= ABOUT THIS TASK =
Write out every entry exactly as it stands.

───── PROVIDED MATERIAL ─────

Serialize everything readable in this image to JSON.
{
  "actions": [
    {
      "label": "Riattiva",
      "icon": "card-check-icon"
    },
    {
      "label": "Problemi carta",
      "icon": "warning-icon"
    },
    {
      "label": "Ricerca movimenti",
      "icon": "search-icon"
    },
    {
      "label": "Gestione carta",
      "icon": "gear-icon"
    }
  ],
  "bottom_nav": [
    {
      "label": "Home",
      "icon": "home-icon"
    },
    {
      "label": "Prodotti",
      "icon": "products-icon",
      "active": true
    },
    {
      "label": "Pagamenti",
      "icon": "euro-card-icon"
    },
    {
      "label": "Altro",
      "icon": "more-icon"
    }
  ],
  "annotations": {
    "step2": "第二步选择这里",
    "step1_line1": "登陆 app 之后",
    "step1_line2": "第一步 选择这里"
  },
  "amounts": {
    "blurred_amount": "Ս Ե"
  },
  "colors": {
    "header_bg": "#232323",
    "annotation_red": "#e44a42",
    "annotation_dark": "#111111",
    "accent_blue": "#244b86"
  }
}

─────

= FINISHED TASK =
Serialize everything readable in this image to JSON.
{
  "actions": [
    {
      "label": "Riattiva",
      "icon": "card-check-icon"
    },
    {
      "label": "Problemi carta",
      "icon": "warning-icon"
    },
    {
      "label": "Ricerca movimenti",
      "icon": "search-icon"
    },
    {
      "label": "Gestione carta",
      "icon": "gear-icon"
    }
  ],
  "bottom_nav": [
    {
      "label": "Home",
      "icon": "home-icon"
    },
    {
      "label": "Prodotti",
      "icon": "products-icon",
      "active": true
    },
    {
      "label": "Pagamenti",
      "icon": "euro-card-icon"
    },
    {
      "label": "Altro",
      "icon": "more-icon"
    }
  ],
  "annotations": {
    "step2": "第二步选择这里",
    "step1_line1": "登陆 app 之后",
    "step1_line2": "第一步 选择这里"
  },
  "amounts": {
    "blurred_amount": "Ս Ե"
  },
  "colors": {
    "header_bg": "#232323",
    "annotation_red": "#e44a42",
    "annotation_dark": "#111111",
    "accent_blue": "#244b86"
  }
}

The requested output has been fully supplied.